MSC Bellissima offers plenty of fun and frolics for all the family, as a TTG journalist discovers on a sailing with her two young sons
I can pinpoint the exact moment I realise MSC Bellissima is a ship designed with fun at its core. My family are cheering on an action-packed sailors versus pirates parade through the heart of the ship, led by a 7ft Lego man and the kids’ club mascot, Doremi. Euro pop is pumping out and the parade is in full swing, with crew waving flags and kids in fancy dress having a pretend battle to decide who is champion of the seas.
The crowd is already in high spirits when the Macarena starts playing, and everyone leaps into a mass dance-off. Welcome to Bellissima – the party-loving, family-friendly and unabashedly fun ship from MSC Cruises.
I’m onboard with my husband, Dan, and our sons, six-year-old George and two-year-old Harry, on a week-long October half-term sailing around the Mediterranean.
The first thing anyone notices about Bellissima is its size – it’s gigantic.

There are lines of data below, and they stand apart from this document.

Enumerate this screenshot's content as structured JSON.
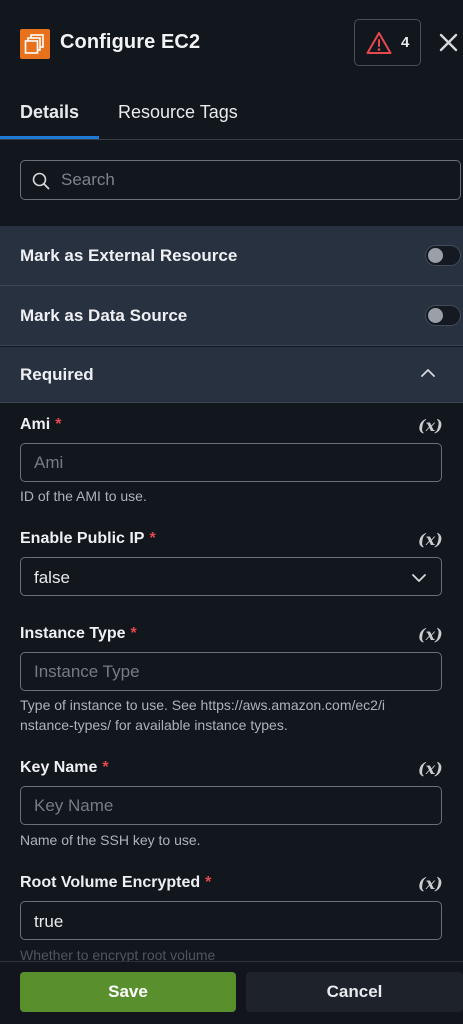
{
  "header": {
    "title": "Configure EC2",
    "app_icon": "aws-ec2-icon",
    "alert_count": "4",
    "alert_icon": "warning-triangle-icon",
    "close_icon": "close-icon",
    "accent_color": "#e8711c"
  },
  "tabs": [
    {
      "label": "Details",
      "active": true
    },
    {
      "label": "Resource Tags",
      "active": false
    }
  ],
  "search": {
    "placeholder": "Search",
    "value": ""
  },
  "toggles": [
    {
      "label": "Mark as External Resource",
      "on": false
    },
    {
      "label": "Mark as Data Source",
      "on": false
    }
  ],
  "section": {
    "label": "Required",
    "expanded": true
  },
  "variable_button": "(x)",
  "required_marker": "*",
  "fields": {
    "ami": {
      "label": "Ami",
      "placeholder": "Ami",
      "value": "",
      "help": "ID of the AMI to use."
    },
    "enable_public_ip": {
      "label": "Enable Public IP",
      "value": "false"
    },
    "instance_type": {
      "label": "Instance Type",
      "placeholder": "Instance Type",
      "value": "",
      "help_line1": "Type of instance to use. See https://aws.amazon.com/ec2/i",
      "help_line2": "nstance-types/ for available instance types."
    },
    "key_name": {
      "label": "Key Name",
      "placeholder": "Key Name",
      "value": "",
      "help": "Name of the SSH key to use."
    },
    "root_volume_encrypted": {
      "label": "Root Volume Encrypted",
      "value": "true",
      "help": "Whether to encrypt root volume"
    }
  },
  "footer": {
    "save_label": "Save",
    "cancel_label": "Cancel",
    "save_color": "#5a8f2d"
  }
}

When it launched in March, at 315m long and with a maximum capacity of 5,686 guests, it was the sixth biggest ship in the world. It was bumped down a place following the launch of sister ship MSC Grandiosa on 9 November.
For families, a key location is Doremi Land, which has more than 700 square metres of space for children. The baby and kids’ clubs have been designed with toy manufacturers Lego and Chicco. Teens have a tech area, filled with games consoles, VR headsets and gigantic touchscreens. First, George and Harry race into the Mini Club, which is packed with Duplo. Next up is the Junior Club, a cheerful Lego kingdom with construction walls and tables with bricks. Parents are welcome too, and we join in a family building session.
Then they’re off to the Doremi Lab tech classroom to use a 3D printer, watch and make films in the kids’ cinema and play games in the Sportplex indoor court.
“We’re incredibly proud of the design of Doremi Land. It’s a really big space, the ages
are divided very well and the kids are always so excited when they walk in,” explains youth staff manager Luisa D’Ambrosca. “It’s very digitally focused, as even the youngest children are
now asking about tech. When we show them everything they can’t wait to try it all out.”